you can either call up sr chaitanya (095894 43304) or email me about the amount and the date sent and i will inform her so that she can keep track.
thank you for your generosity.
Tuesday, January 18, 2011
several people had called/ written in asking how they could help the two girls. i have told them that in addition to priti and muskaan, there are other girls staying at the hostel who may need support too. i had written to sr chaitanya asking whether they needed any funds for the hostel facilities, since i had noticed it was sparsely furnished. also anything for the boarders.
she discussed it in her community and they are surprised and touched that people they do not know are wanting to help them. they did have a list but were very hesitant to ask since they feel it is a lot of money, though it is actually quite modest.
if anyone is interested to contribute / know more, please do write to me.
Sunday, January 16, 2011
their father had called them two days ago, but they were in bed at that time but he spoke to the nun in charge of the convent.
Monday, January 10, 2011
Sunday, January 9, 2011
the girls took the community by surprise, chattering and giving their opinion on things, and exploring the place, in contrast to the shy tribal children who are presently there.
dev kumar returns to bombay today. on the drive to the station at raigarh and on the train ride back he was silent and pensive, often trying to fight back his tears.
the sister in charge called us after we got home at 11 pm last night, to tell us that the children were fine, played with the other girls and had dinner and went to sleep, and did not cry for their father. that is reassuring.
for all of you who through phone calls, emails or the blog extended their support - a big thank you. i will let you know once we figure out how exactly to provide support to this family. dev kumar will be sending a thousand rupees each month for the children's fees. there will be other costs like clothes and books, and travel to and from their village during holidays. he will probably make the trip to chhattisgarh twice or thrice this year instead of only once, so there will be additional travel costs. and perhaps others that we have not thought of as yet.
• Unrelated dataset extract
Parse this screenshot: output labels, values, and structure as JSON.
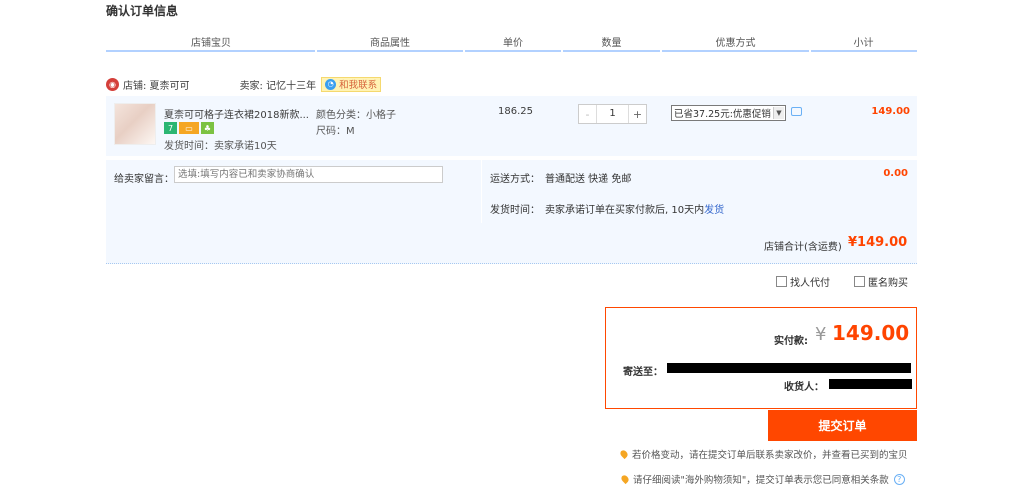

Thursday, January 6, 2011
after shunting around between various relatives, none of whom could, with ease, feed three people for more than two days, he and his daughters are now at the dharamshala on the JSS hospital campus at ganiyari. here they will stay and get food in the canteen till the girls are placed in a hostel.
meanwhile, the number of people who have written in or called offering monetary support, and two even offering to be foster parents to the children - has been very reassuring. two nuns have been actively looking for hostels in northern chhattisgarh, closer to their native district of janjgir-champa. a hostel in karangabahla near pathalgaon (in the neighbouring district of raigarh) looks promising. run by the holy family sisters, the fee per child is rs. 500 per month or rs 100 per month with 20 kg rice and 2 kg daal per month. the fee is similar in other hostels in this region. the children need to be taken home during the holidays.
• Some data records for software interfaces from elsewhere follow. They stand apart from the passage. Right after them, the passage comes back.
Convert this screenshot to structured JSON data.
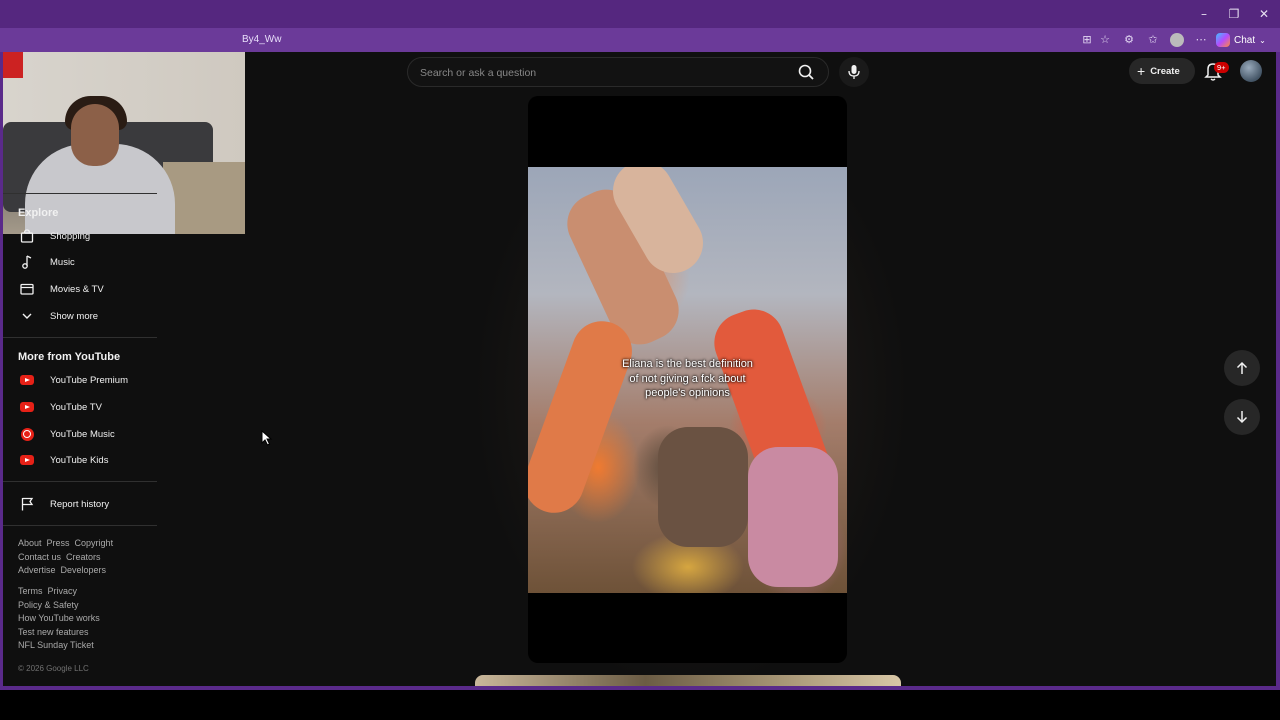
{
  "browser": {
    "url_fragment": "By4_Ww",
    "chat_label": "Chat",
    "colors": {
      "frame": "#5a2a8a",
      "page_bg": "#0f0f0f"
    }
  },
  "header": {
    "search_placeholder": "Search or ask a question",
    "create_label": "Create",
    "notifications_badge": "9+"
  },
  "sidebar": {
    "explore": {
      "title": "Explore",
      "items": [
        {
          "label": "Shopping",
          "icon": "shopping-bag-icon"
        },
        {
          "label": "Music",
          "icon": "music-note-icon"
        },
        {
          "label": "Movies & TV",
          "icon": "clapperboard-icon"
        },
        {
          "label": "Show more",
          "icon": "chevron-down-icon"
        }
      ]
    },
    "more_from_youtube": {
      "title": "More from YouTube",
      "items": [
        {
          "label": "YouTube Premium",
          "icon": "youtube-premium-icon"
        },
        {
          "label": "YouTube TV",
          "icon": "youtube-tv-icon"
        },
        {
          "label": "YouTube Music",
          "icon": "youtube-music-icon"
        },
        {
          "label": "YouTube Kids",
          "icon": "youtube-kids-icon"
        }
      ]
    },
    "report_history": {
      "label": "Report history",
      "icon": "flag-icon"
    },
    "footer": {
      "links_1": [
        "About",
        "Press",
        "Copyright"
      ],
      "links_2": [
        "Contact us",
        "Creators"
      ],
      "links_3": [
        "Advertise",
        "Developers"
      ],
      "links_4": [
        "Terms",
        "Privacy"
      ],
      "links_5": [
        "Policy & Safety"
      ],
      "links_6": [
        "How YouTube works"
      ],
      "links_7": [
        "Test new features"
      ],
      "links_8": [
        "NFL Sunday Ticket"
      ],
      "copyright": "© 2026 Google LLC"
    }
  },
  "short": {
    "caption_line1": "Eliana is the best definition",
    "caption_line2": "of not giving a fck about",
    "caption_line3": "people's opinions"
  }
}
i have just spoken to dev kumar, and his mother is willing to collect them during the holidays till he comes home. he is absolutely set on returning to work in bombay (the city of dreams?) and not in chhattisgarh.
i hope to go with them later this week to karangabahla. meanwhile, if a hostel is found in janjgir-champa district itself, that will be easier for the family.